The obvious course of action is to search neighbouring parishes for a suitable Charles Baulch – fanning out to further parishes if necessary. Fortunately there is a copy of Dr Campbell’s index to baptisms and marriages for Somerset held on microfilm at the Genealogical Society of Victoria and indexes for many Somerset parishes now available on FreeReg so I have a deal of work to do searching through these two sources available to me without having to travel the world.
Meanwhile, until I am able to motivate myself to do this paper genealogy is there anything in the analysis of John’s DNA that catches my attention? Maybe.

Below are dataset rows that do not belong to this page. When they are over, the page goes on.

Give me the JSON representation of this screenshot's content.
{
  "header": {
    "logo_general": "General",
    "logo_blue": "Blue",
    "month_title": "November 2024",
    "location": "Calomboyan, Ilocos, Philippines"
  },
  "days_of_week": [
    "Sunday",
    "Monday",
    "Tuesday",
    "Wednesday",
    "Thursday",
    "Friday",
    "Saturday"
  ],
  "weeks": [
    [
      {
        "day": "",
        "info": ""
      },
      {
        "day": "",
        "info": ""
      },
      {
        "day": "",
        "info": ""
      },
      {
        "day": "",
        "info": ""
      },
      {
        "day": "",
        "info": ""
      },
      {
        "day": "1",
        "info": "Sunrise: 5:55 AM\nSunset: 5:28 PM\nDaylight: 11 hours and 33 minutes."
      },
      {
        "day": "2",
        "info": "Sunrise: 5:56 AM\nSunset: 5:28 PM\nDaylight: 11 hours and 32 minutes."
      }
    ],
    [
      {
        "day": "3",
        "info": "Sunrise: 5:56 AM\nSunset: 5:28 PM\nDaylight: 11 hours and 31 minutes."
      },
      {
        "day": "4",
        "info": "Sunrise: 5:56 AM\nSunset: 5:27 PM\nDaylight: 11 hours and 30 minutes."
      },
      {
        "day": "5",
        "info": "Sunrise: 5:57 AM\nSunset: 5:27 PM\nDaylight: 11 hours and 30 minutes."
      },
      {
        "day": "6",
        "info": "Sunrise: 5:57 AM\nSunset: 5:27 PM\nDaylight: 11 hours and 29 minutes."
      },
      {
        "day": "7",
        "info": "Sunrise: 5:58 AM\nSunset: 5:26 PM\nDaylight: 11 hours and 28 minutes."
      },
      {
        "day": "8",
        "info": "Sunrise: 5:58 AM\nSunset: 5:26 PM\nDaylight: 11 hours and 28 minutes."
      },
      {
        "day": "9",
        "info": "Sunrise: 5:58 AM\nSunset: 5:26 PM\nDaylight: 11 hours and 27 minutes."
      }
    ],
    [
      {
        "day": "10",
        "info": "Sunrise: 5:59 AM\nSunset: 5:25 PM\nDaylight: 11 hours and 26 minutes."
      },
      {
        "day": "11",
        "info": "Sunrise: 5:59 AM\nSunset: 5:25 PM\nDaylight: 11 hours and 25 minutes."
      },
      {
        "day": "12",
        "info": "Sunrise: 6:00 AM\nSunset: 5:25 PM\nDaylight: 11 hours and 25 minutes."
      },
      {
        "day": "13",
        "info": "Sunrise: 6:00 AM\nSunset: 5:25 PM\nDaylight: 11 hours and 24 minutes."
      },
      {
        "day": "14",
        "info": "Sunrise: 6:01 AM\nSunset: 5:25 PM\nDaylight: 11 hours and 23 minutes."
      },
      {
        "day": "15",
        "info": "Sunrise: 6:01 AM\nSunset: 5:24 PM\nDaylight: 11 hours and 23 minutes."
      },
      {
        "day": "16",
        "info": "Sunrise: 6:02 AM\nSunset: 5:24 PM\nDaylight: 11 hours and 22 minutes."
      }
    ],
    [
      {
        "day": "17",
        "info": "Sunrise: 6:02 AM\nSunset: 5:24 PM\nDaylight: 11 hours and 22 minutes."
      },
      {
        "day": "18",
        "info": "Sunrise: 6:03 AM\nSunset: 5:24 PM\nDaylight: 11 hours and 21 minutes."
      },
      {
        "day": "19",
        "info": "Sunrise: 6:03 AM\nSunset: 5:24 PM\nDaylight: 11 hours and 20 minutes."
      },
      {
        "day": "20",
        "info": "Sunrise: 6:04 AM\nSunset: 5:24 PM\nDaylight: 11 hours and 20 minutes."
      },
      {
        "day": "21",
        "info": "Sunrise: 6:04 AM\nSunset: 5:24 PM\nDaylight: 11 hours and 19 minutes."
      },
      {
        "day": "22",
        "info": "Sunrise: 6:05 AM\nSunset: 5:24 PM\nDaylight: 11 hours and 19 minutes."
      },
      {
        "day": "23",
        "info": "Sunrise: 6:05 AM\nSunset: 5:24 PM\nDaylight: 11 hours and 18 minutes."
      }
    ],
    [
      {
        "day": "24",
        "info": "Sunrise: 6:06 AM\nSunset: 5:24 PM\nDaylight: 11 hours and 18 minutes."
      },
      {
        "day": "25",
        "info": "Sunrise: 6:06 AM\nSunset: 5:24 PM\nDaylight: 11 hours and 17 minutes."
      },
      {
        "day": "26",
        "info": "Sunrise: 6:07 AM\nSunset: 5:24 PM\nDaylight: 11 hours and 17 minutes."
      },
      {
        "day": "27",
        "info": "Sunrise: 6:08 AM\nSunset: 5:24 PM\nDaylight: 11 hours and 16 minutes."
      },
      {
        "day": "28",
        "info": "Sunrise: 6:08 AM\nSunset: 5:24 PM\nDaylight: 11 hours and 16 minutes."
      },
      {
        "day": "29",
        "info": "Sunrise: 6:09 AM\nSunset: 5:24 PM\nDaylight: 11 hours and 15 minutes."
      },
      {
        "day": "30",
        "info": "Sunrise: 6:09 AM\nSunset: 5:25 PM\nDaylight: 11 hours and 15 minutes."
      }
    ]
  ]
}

There are three parts to the analysis of John’s DNA. The first part involves analysis of his Y chromosome. The human cell contains a nucleus which includes 46 chromosomes. The first 44 are paired but the last two form the sex chromosome. A male has one Y chromosome and one X chromosome. For a male they receive their Y chromosome from their father who receives his Y chromosome from his father and so on. That is, the surname and the Y chromosome follow the paternal line.
In particular my brother received his Y chromosome from our father who received it from his father (our grandfather) who received it from his father, Samuel Baulch who received it from his father Francis Baulch who received it from Charles Baulch, our three greats grandfather. And there our paper genealogy trail finishes for the moment. But who did Charles Baulch receive his Y chromosome from?
Two tests are performed on the Y chromosome. In the first test short segments of DNA (markers) are measured and the number of repeats, short tandem repeats (STRs) are recorded. These results form an individual’s haplotype.
The second test examines particular points on the Y chromosome looking for mutations or single nucleotide polymorphisms (SNPs). That is the particular point is examined to see whether an instance of adenine, thymine, cytosine or guanine has mutated to one of the other three. Paternal lineages may be constructed for the Y chromosome using these mutations as nodes in the paternal lineages.
The results from both tests for Y-DNA analysis predict which haplogroup an individual belongs. John, for example, belongs to haplogroup I-M253 based on analysis of his Y-DNA. And while the database is still small there are also several Baulchs that belong to this haplogroup including many who can trace their ancestry back to Somerset. But many generations earlier than I have been able to establish our genealogy.
There is still a great deal of research to be done.